My dictionary defines limnology as "the scientific study of the life and phenomena of fresh water, especially lakes and ponds." My mentor on a visit to Conesus and Honeoye lakes last week, professor Kenton Stewart, adds that limnology is the freshwater equivalent of oceanography.
I have known Ken for many years, but this was my first opportunity to join him on one of his regular scientific excursions to the Finger Lakes. He has studied these lakes since the 1960s, taking a wide range of readings many times each year, and he plans to continue to do so even though he recently retired from the University at Buffalo biology department.
Rarely have I enjoyed a day more. I knew Ken to be a committed and deeply informed scientist, but on this day I learned that he is also a congenial mentor. And he could not have delivered better weather. The early morning fog cleared, and by noon the sky was almost entirely blue. The days before and after our trip brought rain and high winds, but on our excursion the breeze barely rippled the water. And the bright sun enhanced the already rich palette of colors on the nearby hillsides.
To repeat Marv Levy's cliche, I could think of nowhere I would rather have been. And I learned a great deal. Most important, Ken led me to realize how restricted was my thinking about lakes. Like most of us, I considered them almost entirely in only two dimensions. What lay below the surface, except for a few feet near the shore, fit that old saw, "Out of sight, out of mind." We simply don't think about the characteristics of deep water.

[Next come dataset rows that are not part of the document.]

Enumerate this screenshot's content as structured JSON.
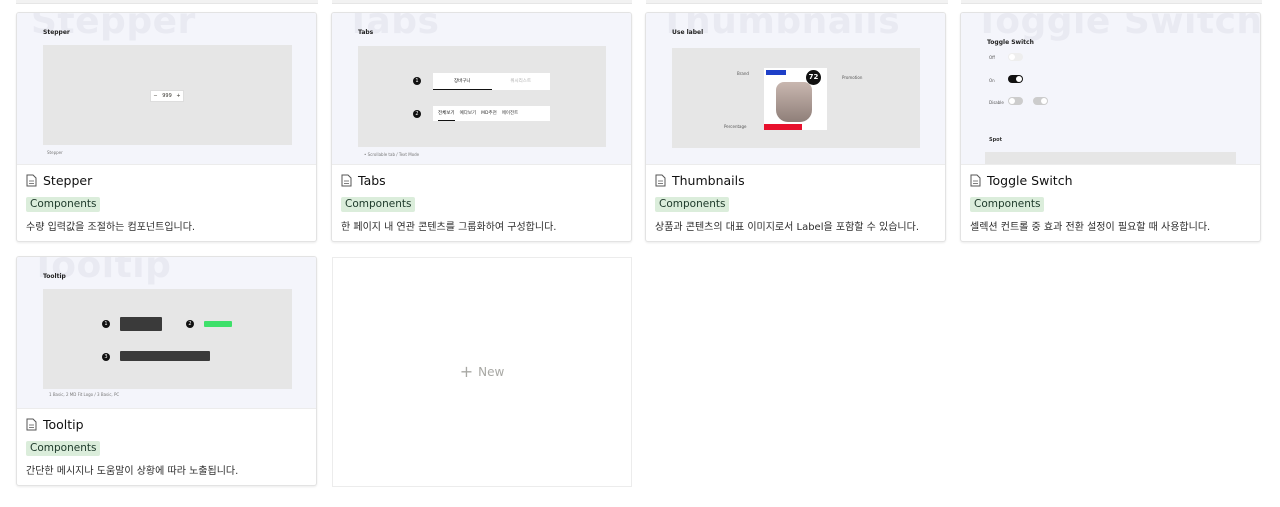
{
  "cards": [
    {
      "title": "Stepper",
      "tag": "Components",
      "description": "수량 입력값을 조절하는 컴포넌트입니다.",
      "cover": {
        "ghost": "Stepper",
        "heading": "Stepper",
        "value": "999",
        "footer": "Stepper"
      }
    },
    {
      "title": "Tabs",
      "tag": "Components",
      "description": "한 페이지 내 연관 콘텐츠를 그룹화하여 구성합니다.",
      "cover": {
        "ghost": "Tabs",
        "heading": "Tabs",
        "tabs_row1": [
          "장바구니",
          "위시리스트"
        ],
        "tabs_row2": [
          "전체보기",
          "예다보기",
          "MD추천",
          "에이전트"
        ],
        "footer": "• Scrollable tab / Text Mode"
      }
    },
    {
      "title": "Thumbnails",
      "tag": "Components",
      "description": "상품과 콘텐츠의 대표 이미지로서 Label을 포함할 수 있습니다.",
      "cover": {
        "ghost": "Thumbnails",
        "heading": "Use label",
        "label_left": "Brand",
        "label_right": "Promotion",
        "label_bottom": "Percentage",
        "badge": "72"
      }
    },
    {
      "title": "Toggle Switch",
      "tag": "Components",
      "description": "셀렉션 컨트롤 중 효과 전환 설정이 필요할 때 사용합니다.",
      "cover": {
        "ghost": "Toggle Switch",
        "heading": "Toggle Switch",
        "off": "Off",
        "on": "On",
        "disable": "Disable",
        "spot": "Spot"
      }
    },
    {
      "title": "Tooltip",
      "tag": "Components",
      "description": "간단한 메시지나 도움말이 상황에 따라 노출됩니다.",
      "cover": {
        "ghost": "Tooltip",
        "heading": "Tooltip",
        "footer": "1 Basic, 2 MD Fit Logo / 3 Basic, PC"
      }
    }
  ],
  "new_button": {
    "icon": "plus-icon",
    "label": "New"
  }
}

Professor Stewart does think about and study those underwater qualities. At each lake, we loaded his boat and rowed out to where he knew the maximum depth was to be found. Then he used various instruments to measure, at one meter intervals, water temperature and light penetration and to sample for later evaluation plants and animals and chemicals.
These two lakes that appear so similar are in fact very different. The water of Conesus Lake appeared brownish and cloudy; Honeoye Lake was greenish from its many larger and slowly drifting particles. But this was in at least one way quite misleading.
One of our tests was to lower a dinner plate-sized Secchi disk down until it disappeared from view. I was surprised to find that we could see it almost twice as deep in Honeoye as in Conesus. Those large particles did not have the effect I expected. Another measure demonstrated that less than one-five thousandths of the light reached 33 feet below the surface of Conesus Lake. It is indeed dark down there.
Ken assigned to me the simplest task -- lowering a net with a small collecting vial attached and slowly raising it to collect plankton -- tiny animals and plants that serve as food for fish and other larger organisms. When we held the vial up to the light, I could at first see only little green specks, aquatic plants or algae, but Ken had me look closer. To my amazement, the bottom of the vial churned with activity. These were minute animals, daphnia and other even smaller species.
Our delightful day represented just one point in Ken's extensive data collection: His long-term measurements provide evidence on which theories like global warming are built and tested.
I salute Ken Stewart for his contributions to science and thank him -- as only the most recent of his hundreds of students -- for his generous spirit.